(Page and application data records)

__________________________________________________

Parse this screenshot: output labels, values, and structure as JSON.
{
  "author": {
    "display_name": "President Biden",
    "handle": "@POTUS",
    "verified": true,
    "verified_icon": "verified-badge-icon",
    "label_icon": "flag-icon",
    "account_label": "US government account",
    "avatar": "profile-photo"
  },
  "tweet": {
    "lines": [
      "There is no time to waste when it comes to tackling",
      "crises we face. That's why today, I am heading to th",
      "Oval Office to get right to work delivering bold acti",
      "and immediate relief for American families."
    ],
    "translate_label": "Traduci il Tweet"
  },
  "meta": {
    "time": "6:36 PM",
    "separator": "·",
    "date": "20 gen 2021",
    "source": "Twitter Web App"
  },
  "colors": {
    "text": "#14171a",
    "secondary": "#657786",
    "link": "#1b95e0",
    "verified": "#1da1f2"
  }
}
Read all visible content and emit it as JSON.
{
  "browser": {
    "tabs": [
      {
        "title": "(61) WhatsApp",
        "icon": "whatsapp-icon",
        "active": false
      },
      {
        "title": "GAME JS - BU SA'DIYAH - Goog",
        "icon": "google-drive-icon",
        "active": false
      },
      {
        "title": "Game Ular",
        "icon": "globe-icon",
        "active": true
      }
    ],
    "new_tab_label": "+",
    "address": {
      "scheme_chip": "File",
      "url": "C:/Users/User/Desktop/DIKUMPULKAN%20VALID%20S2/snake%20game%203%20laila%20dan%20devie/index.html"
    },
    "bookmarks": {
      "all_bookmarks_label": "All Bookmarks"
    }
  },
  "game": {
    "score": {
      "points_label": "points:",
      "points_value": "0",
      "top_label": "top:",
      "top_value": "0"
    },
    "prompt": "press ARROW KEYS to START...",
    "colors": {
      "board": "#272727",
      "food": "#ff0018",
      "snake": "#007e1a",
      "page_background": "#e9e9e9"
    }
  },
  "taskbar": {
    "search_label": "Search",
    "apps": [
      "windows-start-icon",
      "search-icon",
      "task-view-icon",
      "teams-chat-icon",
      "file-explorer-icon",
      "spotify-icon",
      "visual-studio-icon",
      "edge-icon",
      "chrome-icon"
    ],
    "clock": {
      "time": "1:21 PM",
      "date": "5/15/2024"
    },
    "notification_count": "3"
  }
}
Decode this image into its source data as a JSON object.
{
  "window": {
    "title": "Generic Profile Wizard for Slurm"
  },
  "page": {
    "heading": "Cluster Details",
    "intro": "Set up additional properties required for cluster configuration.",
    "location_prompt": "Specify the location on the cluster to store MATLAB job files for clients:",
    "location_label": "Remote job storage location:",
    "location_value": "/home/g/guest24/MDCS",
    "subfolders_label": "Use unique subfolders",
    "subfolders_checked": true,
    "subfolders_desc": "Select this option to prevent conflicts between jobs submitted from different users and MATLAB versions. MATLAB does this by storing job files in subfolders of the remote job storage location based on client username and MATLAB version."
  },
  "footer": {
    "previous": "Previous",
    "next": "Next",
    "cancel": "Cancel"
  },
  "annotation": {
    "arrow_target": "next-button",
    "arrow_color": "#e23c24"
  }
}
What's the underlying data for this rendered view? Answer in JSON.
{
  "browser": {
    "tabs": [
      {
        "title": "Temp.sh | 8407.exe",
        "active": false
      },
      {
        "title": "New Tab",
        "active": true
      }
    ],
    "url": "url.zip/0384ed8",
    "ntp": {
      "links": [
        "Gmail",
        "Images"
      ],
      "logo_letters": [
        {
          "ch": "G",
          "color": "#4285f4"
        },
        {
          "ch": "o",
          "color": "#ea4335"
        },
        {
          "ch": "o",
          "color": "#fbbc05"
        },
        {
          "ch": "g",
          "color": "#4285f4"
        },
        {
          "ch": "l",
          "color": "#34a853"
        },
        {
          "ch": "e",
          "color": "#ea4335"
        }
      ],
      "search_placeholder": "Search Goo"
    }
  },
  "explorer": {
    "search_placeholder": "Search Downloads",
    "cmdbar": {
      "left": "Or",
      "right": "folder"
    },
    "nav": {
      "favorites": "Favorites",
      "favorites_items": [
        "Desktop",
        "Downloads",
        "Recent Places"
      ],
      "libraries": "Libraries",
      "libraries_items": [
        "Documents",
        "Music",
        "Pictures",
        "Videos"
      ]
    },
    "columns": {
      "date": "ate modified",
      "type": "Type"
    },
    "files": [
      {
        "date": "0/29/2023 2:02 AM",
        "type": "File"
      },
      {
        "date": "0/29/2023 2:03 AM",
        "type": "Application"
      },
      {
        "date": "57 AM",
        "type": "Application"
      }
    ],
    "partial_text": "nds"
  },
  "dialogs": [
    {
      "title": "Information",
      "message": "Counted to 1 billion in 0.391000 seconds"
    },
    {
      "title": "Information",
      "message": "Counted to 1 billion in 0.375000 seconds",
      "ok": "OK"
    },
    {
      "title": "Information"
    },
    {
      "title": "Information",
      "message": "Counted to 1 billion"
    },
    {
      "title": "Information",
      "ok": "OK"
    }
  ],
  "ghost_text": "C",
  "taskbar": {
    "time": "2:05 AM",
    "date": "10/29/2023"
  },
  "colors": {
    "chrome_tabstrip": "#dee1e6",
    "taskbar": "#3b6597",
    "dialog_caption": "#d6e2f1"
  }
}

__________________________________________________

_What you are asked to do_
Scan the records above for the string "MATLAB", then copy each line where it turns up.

_Result for this task_
    "location_prompt": "Specify the location on the cluster to store MATLAB job files for clients:",
    "subfolders_desc": "Select this option to prevent conflicts between jobs submitted from different users and MATLAB versions. MATLAB does this by storing job files in subfolders of the remote job storage location based on client username and MATLAB version."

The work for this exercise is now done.